[Website and app data records]
※ ※ ※

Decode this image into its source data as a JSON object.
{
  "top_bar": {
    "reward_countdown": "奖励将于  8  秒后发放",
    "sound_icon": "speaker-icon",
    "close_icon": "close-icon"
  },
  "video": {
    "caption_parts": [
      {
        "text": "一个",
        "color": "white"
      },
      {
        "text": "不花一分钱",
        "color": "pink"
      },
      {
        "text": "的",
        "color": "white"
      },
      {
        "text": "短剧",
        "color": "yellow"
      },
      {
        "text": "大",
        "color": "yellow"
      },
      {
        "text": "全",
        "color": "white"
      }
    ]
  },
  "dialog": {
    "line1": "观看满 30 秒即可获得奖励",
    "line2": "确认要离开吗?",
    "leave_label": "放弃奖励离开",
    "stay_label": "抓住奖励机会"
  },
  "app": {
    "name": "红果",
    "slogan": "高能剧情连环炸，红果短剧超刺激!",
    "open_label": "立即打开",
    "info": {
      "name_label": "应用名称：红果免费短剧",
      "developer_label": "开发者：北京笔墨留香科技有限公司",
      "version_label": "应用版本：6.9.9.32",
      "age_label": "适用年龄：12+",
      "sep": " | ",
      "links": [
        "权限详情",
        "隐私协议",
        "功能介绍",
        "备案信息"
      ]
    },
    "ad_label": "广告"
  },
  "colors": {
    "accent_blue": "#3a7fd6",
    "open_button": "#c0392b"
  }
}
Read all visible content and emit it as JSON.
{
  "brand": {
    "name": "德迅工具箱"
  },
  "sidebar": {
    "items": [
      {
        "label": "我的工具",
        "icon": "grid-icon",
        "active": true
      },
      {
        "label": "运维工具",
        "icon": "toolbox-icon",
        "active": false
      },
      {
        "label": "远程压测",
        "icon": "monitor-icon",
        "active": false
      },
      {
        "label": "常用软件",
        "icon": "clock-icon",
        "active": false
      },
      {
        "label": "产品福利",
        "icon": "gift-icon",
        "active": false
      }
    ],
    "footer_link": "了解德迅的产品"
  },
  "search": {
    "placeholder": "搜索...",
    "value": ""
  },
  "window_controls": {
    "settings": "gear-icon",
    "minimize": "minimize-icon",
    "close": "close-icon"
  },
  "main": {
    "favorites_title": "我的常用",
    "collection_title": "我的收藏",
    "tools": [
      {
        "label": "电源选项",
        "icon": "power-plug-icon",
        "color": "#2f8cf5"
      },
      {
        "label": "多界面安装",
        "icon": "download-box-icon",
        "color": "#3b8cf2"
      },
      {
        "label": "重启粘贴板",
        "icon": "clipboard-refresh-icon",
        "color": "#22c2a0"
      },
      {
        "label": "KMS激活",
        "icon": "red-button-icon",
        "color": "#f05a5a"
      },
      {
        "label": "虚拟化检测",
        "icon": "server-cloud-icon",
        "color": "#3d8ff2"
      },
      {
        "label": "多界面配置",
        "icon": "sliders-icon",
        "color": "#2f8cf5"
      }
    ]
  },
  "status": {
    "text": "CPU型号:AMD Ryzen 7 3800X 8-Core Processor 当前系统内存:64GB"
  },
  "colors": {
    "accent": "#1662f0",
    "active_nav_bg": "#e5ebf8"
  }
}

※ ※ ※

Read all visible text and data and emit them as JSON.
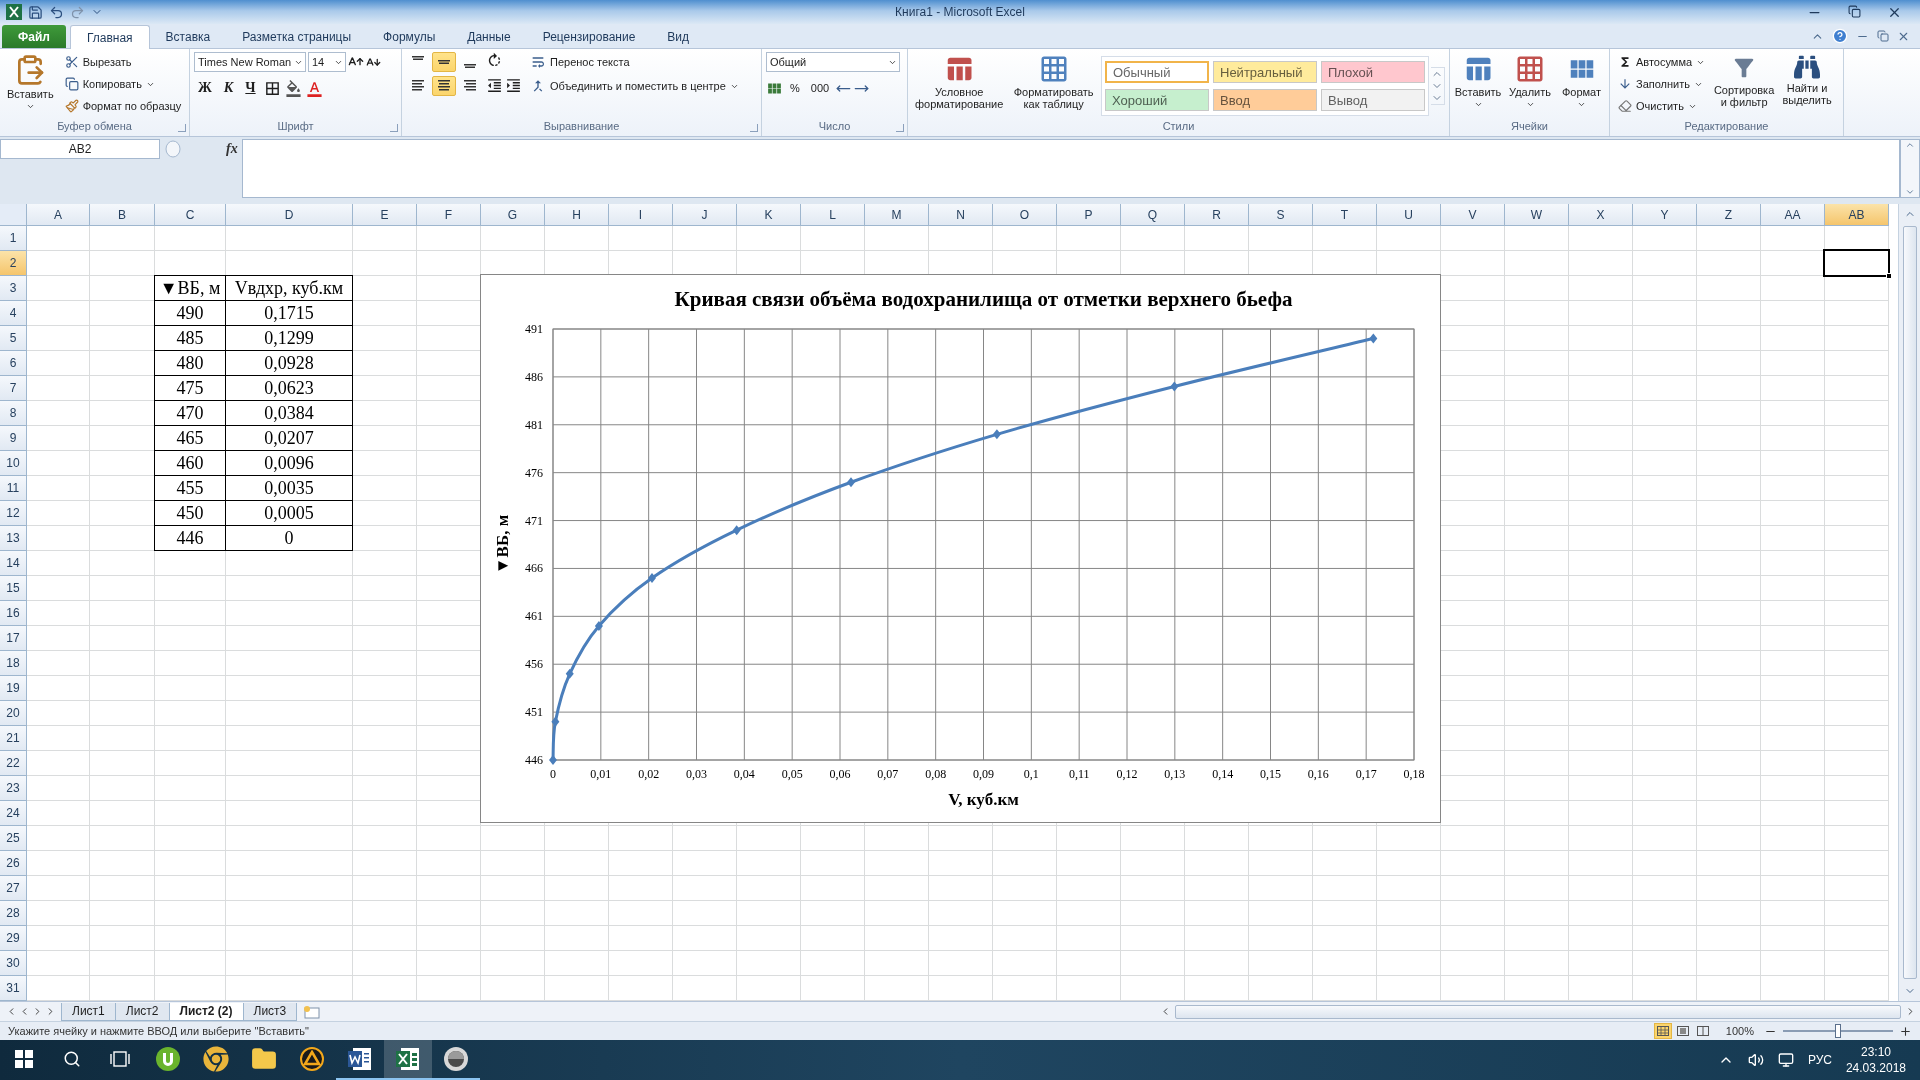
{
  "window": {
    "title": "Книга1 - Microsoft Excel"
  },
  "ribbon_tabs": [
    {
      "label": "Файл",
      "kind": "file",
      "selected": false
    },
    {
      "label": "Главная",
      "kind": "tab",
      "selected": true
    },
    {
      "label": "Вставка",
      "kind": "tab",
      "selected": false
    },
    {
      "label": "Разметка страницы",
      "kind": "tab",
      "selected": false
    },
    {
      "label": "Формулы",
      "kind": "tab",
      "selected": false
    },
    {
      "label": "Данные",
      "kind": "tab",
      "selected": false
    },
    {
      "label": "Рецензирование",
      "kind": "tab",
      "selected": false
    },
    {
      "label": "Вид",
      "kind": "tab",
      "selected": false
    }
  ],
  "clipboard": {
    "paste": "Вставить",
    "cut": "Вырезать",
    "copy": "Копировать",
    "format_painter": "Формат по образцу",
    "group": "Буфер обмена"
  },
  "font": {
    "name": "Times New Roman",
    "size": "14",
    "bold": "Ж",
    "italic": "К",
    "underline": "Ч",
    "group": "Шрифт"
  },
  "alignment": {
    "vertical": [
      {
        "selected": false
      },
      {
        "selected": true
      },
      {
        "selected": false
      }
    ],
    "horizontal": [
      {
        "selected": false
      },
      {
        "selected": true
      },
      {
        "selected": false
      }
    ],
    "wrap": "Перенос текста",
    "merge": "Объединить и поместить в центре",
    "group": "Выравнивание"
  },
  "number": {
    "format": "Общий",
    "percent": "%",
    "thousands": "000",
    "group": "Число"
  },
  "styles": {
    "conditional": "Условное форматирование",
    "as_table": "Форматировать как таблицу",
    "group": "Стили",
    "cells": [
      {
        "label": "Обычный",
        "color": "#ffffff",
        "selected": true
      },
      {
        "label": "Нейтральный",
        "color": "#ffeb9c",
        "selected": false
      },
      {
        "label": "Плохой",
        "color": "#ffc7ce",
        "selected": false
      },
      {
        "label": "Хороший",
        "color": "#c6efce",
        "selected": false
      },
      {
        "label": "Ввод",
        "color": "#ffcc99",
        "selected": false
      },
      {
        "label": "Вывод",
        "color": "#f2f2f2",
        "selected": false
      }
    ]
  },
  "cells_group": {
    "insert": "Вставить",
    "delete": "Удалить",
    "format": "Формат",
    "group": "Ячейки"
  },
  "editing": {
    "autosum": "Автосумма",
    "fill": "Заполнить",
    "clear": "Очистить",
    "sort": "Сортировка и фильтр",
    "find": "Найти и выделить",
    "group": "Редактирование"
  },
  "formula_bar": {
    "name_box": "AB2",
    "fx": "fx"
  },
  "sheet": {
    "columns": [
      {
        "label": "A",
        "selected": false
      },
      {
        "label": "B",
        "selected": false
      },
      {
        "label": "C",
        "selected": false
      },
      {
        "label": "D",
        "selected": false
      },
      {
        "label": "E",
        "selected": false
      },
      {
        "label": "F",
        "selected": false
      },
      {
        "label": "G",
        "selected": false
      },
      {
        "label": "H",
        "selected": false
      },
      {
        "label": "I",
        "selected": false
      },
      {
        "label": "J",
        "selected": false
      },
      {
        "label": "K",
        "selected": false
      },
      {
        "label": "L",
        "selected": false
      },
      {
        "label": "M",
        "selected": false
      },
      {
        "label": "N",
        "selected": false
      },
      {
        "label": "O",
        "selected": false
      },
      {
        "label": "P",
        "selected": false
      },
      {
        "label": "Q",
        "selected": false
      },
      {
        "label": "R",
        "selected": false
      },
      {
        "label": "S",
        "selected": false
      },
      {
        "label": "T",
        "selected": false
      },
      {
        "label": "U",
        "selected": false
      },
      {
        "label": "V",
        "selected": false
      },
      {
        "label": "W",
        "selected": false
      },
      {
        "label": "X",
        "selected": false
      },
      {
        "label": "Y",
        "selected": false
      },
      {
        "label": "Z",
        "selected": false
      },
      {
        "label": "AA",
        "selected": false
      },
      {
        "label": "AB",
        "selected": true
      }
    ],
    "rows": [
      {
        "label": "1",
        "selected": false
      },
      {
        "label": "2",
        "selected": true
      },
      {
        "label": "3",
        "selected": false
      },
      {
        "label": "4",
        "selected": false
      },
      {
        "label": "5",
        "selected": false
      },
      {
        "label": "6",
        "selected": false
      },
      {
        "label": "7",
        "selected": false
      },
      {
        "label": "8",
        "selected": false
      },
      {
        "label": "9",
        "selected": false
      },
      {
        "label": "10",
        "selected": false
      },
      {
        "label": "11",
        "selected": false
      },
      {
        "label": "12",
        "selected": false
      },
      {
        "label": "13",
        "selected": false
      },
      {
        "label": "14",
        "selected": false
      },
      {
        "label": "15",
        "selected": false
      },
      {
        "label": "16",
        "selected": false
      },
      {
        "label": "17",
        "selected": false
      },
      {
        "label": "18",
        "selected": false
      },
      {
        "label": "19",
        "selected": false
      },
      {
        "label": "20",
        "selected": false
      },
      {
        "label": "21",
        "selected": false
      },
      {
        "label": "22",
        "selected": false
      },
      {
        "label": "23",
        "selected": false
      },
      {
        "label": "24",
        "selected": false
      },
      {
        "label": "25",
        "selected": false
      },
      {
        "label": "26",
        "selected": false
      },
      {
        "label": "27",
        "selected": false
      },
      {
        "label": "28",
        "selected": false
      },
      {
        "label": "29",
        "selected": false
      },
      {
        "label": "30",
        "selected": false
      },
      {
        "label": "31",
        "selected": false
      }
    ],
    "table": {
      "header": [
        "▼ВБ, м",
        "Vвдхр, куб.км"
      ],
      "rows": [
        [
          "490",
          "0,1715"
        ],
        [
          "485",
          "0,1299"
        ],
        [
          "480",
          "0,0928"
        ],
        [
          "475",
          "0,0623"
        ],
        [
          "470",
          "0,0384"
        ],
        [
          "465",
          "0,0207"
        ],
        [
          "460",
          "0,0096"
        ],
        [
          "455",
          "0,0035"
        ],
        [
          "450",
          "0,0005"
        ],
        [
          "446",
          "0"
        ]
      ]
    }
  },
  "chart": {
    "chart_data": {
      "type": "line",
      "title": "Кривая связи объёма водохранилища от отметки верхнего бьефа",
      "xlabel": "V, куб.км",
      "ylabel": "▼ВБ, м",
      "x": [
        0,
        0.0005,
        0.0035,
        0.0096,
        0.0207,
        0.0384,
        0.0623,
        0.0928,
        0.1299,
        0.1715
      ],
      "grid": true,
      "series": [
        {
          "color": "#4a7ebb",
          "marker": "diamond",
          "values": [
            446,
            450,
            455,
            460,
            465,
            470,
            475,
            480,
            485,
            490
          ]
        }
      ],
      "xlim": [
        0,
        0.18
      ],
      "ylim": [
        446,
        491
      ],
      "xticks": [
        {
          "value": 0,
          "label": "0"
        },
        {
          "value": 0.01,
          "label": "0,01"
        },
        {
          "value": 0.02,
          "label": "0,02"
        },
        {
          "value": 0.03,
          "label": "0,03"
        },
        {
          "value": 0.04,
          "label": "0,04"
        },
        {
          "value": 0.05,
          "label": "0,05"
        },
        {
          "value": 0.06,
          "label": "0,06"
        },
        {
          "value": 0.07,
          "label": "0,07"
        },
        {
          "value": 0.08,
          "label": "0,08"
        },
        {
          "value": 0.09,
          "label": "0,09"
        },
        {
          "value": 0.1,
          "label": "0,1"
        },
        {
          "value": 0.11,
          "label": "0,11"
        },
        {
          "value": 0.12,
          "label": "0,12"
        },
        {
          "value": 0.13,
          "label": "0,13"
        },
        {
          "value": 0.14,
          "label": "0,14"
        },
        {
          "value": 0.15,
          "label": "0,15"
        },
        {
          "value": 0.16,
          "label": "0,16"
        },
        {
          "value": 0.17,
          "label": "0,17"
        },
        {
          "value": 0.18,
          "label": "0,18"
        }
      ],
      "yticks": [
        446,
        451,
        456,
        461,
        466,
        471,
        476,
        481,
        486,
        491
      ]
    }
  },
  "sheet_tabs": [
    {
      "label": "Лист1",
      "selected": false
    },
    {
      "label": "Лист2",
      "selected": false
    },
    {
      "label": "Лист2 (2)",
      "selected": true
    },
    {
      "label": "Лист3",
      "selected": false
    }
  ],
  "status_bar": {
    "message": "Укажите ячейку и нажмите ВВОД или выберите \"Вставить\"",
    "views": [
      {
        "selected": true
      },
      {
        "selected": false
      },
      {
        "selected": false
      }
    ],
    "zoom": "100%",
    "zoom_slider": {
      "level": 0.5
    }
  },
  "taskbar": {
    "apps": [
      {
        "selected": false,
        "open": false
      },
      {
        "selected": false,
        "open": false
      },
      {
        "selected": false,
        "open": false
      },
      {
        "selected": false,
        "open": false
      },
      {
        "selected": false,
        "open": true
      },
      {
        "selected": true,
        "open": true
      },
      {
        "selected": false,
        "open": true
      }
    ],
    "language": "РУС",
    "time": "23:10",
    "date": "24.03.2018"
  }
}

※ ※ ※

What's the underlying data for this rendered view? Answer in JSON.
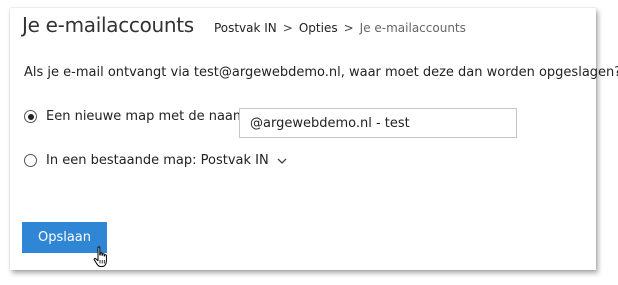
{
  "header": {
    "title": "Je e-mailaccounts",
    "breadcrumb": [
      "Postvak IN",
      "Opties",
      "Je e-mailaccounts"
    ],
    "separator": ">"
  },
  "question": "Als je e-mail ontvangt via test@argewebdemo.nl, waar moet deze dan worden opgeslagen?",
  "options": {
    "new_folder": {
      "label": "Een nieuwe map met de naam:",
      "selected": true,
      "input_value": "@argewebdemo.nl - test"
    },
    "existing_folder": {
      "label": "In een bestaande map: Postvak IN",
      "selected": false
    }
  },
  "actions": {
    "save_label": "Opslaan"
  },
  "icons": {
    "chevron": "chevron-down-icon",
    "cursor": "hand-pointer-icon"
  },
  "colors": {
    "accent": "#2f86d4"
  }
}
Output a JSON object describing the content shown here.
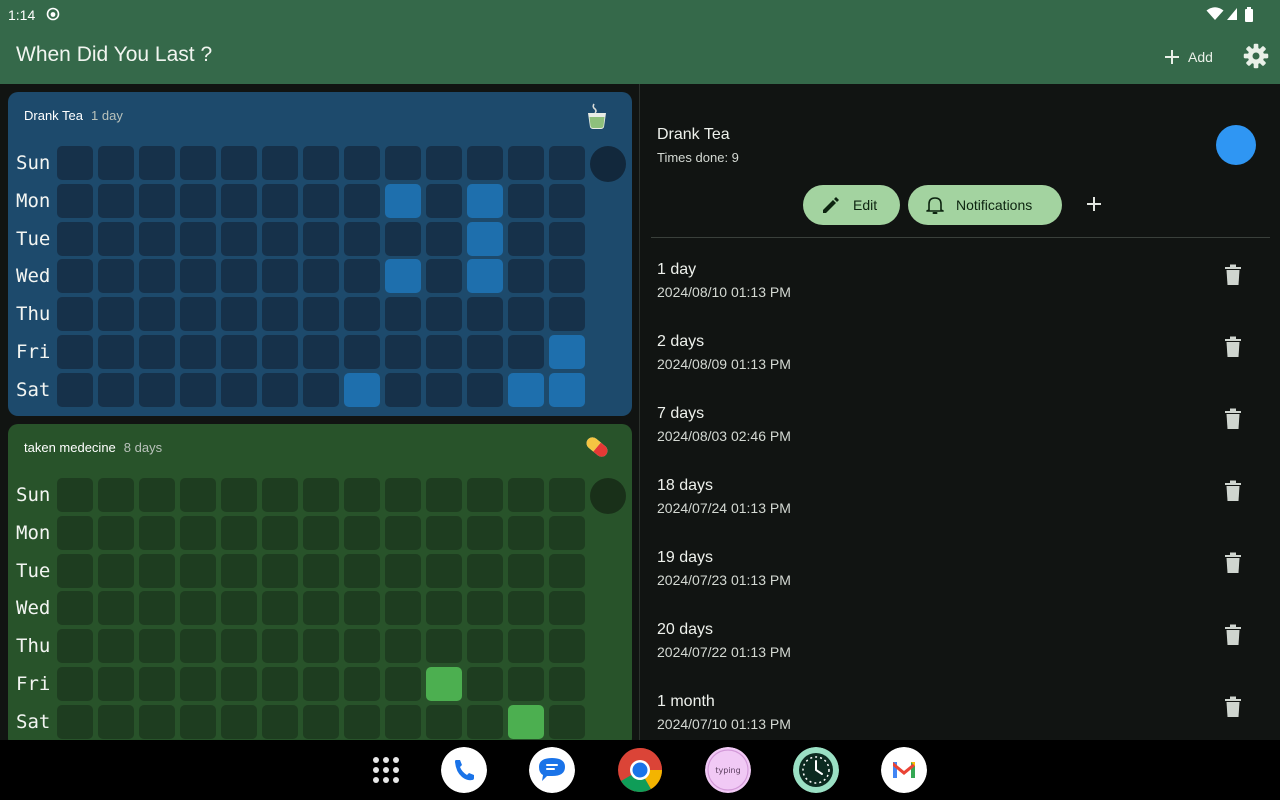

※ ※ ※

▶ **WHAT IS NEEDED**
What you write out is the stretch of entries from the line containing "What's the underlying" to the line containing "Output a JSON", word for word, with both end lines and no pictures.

▶ **RESPONSE BELOW**
What's the underlying data for this rendered view? Answer in JSON.
{
  "header": {
    "title": "Je e-mailaccounts",
    "breadcrumb": [
      "Postvak IN",
      "Opties",
      "Je e-mailaccounts"
    ],
    "separator": ">"
  },
  "question": "Als je e-mail ontvangt via test@argewebdemo.nl, waar moet deze dan worden opgeslagen?",
  "options": {
    "new_folder": {
      "label": "Een nieuwe map met de naam:",
      "selected": true,
      "input_value": "@argewebdemo.nl - test"
    },
    "existing_folder": {
      "label": "In een bestaande map: Postvak IN",
      "selected": false
    }
  },
  "actions": {
    "save_label": "Opslaan"
  },
  "icons": {
    "chevron": "chevron-down-icon",
    "cursor": "hand-pointer-icon"
  },
  "colors": {
    "accent": "#2f86d4"
  }
}
Output a JSON object describing the content shown here.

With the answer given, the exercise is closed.